April 21, 2022

The National Center for Health Research (NCHR) appreciates the opportunity to provide public comments on the Medical Device User Fee Amendments (MDUFA) V Commitment letter, and to express our substantial concerns with the overall process as well as the shortcomings of the Commitment letter.

NCHR is a nonprofit think tank that conducts, analyzes, and scrutinizes research on a range of health issues and health policies, with particular focus on ensuring that treatments are safe and effective for patients and consumers. We do not accept funding from companies that make products that are the subject of our work, so we have no conflicts of interest.

The negotiations between the Food and Drug Administration (FDA) and medical device industry are unlike regulatory processes at other federal agencies. The typical process is more transparent and includes meaningful stakeholder engagement and feedback from the public. The fact that the very industries being regulated by the FDA meet behind closed doors with FDA staff to negotiate a Commitment Letter, with no members of the public allowed to be in the room or have access to a transcript or recording, raises important questions about why industry has more say in FDA policies and practices than other Stakeholders. We previously pointed out the lack of transparency and the lack of meeting minutes, which we were told would be publicly available – but weren’t.

This proposed Commitment letter, although late, has already been delivered to Members of Congress. The House Energy & Commerce Subcommittee on Health held a hearing on March 30, 2022, on the contents of the proposed Commitment Letter. It seems disingenuous to request public feedback, at this week’s meeting or in writing, at this late point in the process.

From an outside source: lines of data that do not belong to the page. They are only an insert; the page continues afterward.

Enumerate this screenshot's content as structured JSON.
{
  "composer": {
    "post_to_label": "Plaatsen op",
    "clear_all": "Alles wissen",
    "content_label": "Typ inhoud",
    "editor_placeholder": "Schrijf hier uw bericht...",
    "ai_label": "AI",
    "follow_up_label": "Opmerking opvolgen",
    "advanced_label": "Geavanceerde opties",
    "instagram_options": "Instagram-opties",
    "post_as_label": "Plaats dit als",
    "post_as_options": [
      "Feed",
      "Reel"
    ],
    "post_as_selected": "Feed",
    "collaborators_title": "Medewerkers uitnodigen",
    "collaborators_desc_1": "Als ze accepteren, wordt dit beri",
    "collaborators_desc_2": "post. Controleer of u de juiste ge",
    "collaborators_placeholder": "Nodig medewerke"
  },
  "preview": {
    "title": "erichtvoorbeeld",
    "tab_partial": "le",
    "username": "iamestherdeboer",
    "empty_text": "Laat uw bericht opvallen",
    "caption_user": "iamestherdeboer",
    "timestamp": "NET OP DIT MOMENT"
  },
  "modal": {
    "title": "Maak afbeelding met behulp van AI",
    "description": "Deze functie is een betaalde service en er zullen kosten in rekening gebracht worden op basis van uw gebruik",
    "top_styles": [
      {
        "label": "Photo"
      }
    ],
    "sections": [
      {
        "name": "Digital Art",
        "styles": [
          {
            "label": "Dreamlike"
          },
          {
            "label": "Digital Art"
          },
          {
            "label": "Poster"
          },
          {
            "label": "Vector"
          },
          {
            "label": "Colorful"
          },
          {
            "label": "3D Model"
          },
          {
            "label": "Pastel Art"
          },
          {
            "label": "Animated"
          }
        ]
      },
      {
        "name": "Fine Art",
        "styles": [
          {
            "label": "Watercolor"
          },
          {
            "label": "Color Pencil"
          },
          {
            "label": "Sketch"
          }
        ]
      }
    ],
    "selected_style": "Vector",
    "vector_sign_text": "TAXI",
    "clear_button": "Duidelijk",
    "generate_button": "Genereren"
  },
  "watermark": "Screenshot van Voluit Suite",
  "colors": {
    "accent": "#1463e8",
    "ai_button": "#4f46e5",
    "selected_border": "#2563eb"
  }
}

In addition to the lack of transparency in the process and lack of public representation in negotiations between FDA and the medical device industry, the Commitment Letter fails to include any performance measures specifically linked to patient safety. Given the lack of safety or effectiveness data prior to clearance or approval of more than 95% of medical devices, post-market surveillance is crucially important. And yet, the Commitment Letter provides no requirement for financial support for post-market monitoring of studies or MAUDE reports, putting patients at risk for years to come.

Despite our lack of confidence in the FDA’s negotiated agreement with industry, below are our specific recommendations for your consideration as you finalize the MDUFA V Commitment Letter:

  1. Include performance measures tied to device safety, such as total time to recall a device following adverse event reporting.
  2. Direct any additional funds earned by FDA for meeting premarket performance goals to post-market surveillance activities.
  3. The total product life cycle advisory program (TAP) should include post-market activities to truly capture the full life cycle. This is becoming even more important as devices become more complex and technology rapidly changes. User fees should be used to support technology systems to monitor devices. Based on the description in the proposed Commitment Letter, TAP would focus on early communication with industry to troubleshoot potential issues with applications, but not to monitor the devices once they are on the market.
  4. Diversity and accessibility performance measures should be included in the proposed Commitment Letter.
    1. Industry could be provided a discount on fees if certain diversity performance goals are met in a PMA application.
    2. Industry should be required to include a detailed plan on potential device recalls. The plan should include how information will be shared with patients and what steps will be taken to ensure the information is presented in a timely manner and accessible formats.

When Congress required that stakeholders have the opportunity to participate in the MDUFA V reauthorization process, they intended that our participation would be meaningful. This is the final opportunity for the FDA to fulfill that obligation in MDUFA V.